August 7, 2010
The Totally Bad Volunteer Experience
When a volunteer experience turns bad everyone gets to hear about it. Not just in your local community. You can go global on the internet. Here is a desperate story from Mr X in Singapore about Why I’ll never volunteer again.
”It was my first time volunteering with this agency – and it will be my last time. When I got to the agency there was no one there to tell me and another two student volunteers what to do. We were ill-equipped to handle client queries: we had not been trained and did not have expert knowledge. I got invited to a ceremony for presenting awards for our efforts. When I replied, I was told I should have received my certificate of appreciation once I had completed my volunteer assignment. I am still waiting to receive my certificate. The whole process has been disorganised and unprofessional.”
You can hear in these messages some clear volunteer expectations. Indeed volunteers have a right to expect better from an organisation. And our hapless volunteer received a few other pointers about volunteering from others who replied to his post:
- It is more dangerous to give wrong advice than no advice at all.
- The gift of our time is the most precious thing that we can give and volunteer managers forget that at their peril.

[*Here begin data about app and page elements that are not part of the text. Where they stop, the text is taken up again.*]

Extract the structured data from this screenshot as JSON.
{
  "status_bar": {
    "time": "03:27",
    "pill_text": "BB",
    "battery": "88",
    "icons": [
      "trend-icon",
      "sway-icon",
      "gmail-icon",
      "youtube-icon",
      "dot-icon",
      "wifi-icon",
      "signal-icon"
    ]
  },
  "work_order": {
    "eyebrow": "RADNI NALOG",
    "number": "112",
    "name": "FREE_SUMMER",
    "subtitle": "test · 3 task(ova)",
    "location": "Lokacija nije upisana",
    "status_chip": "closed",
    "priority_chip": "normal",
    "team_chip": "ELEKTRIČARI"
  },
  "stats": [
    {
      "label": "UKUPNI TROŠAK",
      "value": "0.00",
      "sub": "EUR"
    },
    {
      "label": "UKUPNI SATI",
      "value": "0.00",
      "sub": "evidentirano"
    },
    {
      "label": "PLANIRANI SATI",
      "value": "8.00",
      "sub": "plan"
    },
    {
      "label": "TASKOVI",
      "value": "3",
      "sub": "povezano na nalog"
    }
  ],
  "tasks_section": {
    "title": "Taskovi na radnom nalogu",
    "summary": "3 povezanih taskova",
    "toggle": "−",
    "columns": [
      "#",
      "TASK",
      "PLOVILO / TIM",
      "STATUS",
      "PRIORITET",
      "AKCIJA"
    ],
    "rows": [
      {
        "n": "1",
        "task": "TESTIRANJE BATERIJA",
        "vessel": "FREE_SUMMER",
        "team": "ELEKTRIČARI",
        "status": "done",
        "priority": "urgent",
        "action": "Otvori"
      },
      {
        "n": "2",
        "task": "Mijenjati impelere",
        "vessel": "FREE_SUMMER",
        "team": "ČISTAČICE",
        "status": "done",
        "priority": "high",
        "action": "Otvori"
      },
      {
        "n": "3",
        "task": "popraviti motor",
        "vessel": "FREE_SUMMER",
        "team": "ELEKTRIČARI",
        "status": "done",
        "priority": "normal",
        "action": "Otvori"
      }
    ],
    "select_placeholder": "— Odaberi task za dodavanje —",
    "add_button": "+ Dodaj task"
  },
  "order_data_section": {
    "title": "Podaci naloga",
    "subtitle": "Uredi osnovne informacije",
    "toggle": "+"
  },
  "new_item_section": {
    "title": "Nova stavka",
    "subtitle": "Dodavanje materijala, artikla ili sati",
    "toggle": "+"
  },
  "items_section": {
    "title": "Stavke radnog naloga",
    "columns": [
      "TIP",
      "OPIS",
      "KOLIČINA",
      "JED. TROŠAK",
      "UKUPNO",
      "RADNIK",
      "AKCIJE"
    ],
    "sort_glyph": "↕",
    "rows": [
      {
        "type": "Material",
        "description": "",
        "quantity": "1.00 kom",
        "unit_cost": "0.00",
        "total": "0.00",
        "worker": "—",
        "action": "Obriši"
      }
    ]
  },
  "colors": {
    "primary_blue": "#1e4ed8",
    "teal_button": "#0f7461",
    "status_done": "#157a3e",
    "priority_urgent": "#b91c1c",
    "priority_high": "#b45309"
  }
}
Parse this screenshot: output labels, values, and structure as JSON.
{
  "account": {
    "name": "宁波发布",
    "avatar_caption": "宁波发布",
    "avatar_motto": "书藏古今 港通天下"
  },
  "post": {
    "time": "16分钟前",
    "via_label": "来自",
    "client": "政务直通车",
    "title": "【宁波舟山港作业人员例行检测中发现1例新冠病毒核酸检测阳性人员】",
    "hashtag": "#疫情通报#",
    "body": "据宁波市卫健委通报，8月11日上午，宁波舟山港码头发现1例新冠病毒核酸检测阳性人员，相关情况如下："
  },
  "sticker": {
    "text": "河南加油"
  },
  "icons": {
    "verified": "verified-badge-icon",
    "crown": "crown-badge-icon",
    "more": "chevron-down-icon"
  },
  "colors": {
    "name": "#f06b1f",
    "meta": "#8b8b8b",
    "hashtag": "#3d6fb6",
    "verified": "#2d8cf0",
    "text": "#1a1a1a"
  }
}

- Maybe it will be better to volunteer with SPCA. At least the poor abandoned animals will show their appreciation by wagging their tails or by snuggling up to you.
I am not surprised Mr X never wants to volunteer again. I am not surprised he is being recommended to volunteer with SPCA and tending loveable animals. Humans can be such beasts at times.
What does surprise me are a couple of other comments sent to Mr X:
- You should never volunteer if you expect something in return.
- Real volunteers never complain, and always prefer to remain anonymous.
Surely – please tell me – the people who made these statements were not real volunteers? I shall save up my opinion on this kind of false sainthood for another time.
Right now, what Mr X’s experience is telling us is how utterly critical the role of manager of volunteers can be for an organisation, starting with being ‘organised’ and ‘professional’. Maybe it is an extreme example of what can go wrong, but the signposts to disaster are clear for any manager to avoid.